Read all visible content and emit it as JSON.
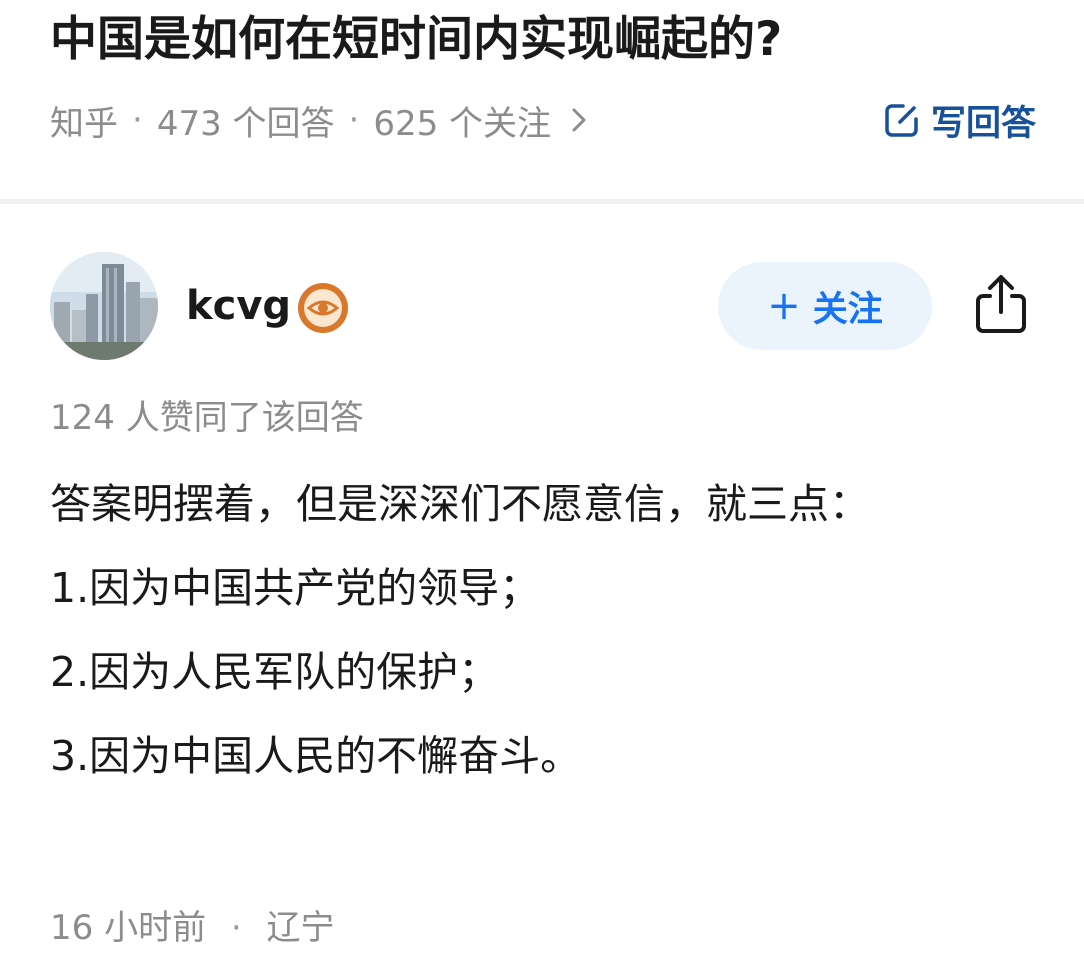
{
  "question": {
    "title": "中国是如何在短时间内实现崛起的?",
    "source": "知乎",
    "answer_count": "473 个回答",
    "follower_count": "625 个关注",
    "write_answer_label": "写回答"
  },
  "answer": {
    "author": {
      "name": "kcvg"
    },
    "follow_label": "关注",
    "vote_text": "124 人赞同了该回答",
    "paragraphs": [
      "答案明摆着，但是深深们不愿意信，就三点：",
      "1.因为中国共产党的领导；",
      "2.因为人民军队的保护；",
      "3.因为中国人民的不懈奋斗。"
    ],
    "time": "16 小时前",
    "location": "辽宁"
  },
  "colors": {
    "accent": "#1772f6",
    "link": "#175199",
    "muted": "#8c8c8c",
    "follow_bg": "#ebf3fd",
    "badge": "#d9772b"
  },
  "icons": {
    "meta": "chevron-right-icon",
    "write": "edit-icon",
    "share": "share-icon",
    "badge": "eye-badge-icon"
  }
}
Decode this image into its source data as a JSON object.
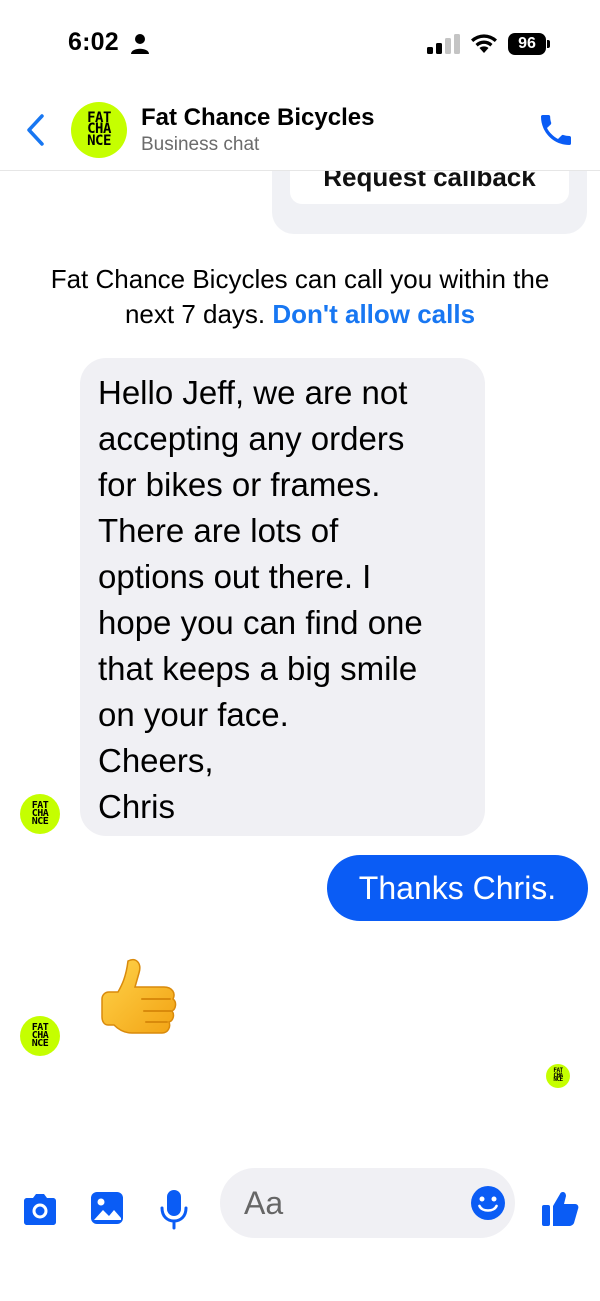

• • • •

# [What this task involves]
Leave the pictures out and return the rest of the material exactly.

# [Exercise solution]
Read all visible content and emit it as JSON.
{
  "question": {
    "title": "中国是如何在短时间内实现崛起的?",
    "source": "知乎",
    "answer_count": "473 个回答",
    "follower_count": "625 个关注",
    "write_answer_label": "写回答"
  },
  "answer": {
    "author": {
      "name": "kcvg"
    },
    "follow_label": "关注",
    "vote_text": "124 人赞同了该回答",
    "paragraphs": [
      "答案明摆着，但是深深们不愿意信，就三点：",
      "1.因为中国共产党的领导；",
      "2.因为人民军队的保护；",
      "3.因为中国人民的不懈奋斗。"
    ],
    "time": "16 小时前",
    "location": "辽宁"
  },
  "colors": {
    "accent": "#1772f6",
    "link": "#175199",
    "muted": "#8c8c8c",
    "follow_bg": "#ebf3fd",
    "badge": "#d9772b"
  },
  "icons": {
    "meta": "chevron-right-icon",
    "write": "edit-icon",
    "share": "share-icon",
    "badge": "eye-badge-icon"
  }
}
Decode this image into its source data as a JSON object.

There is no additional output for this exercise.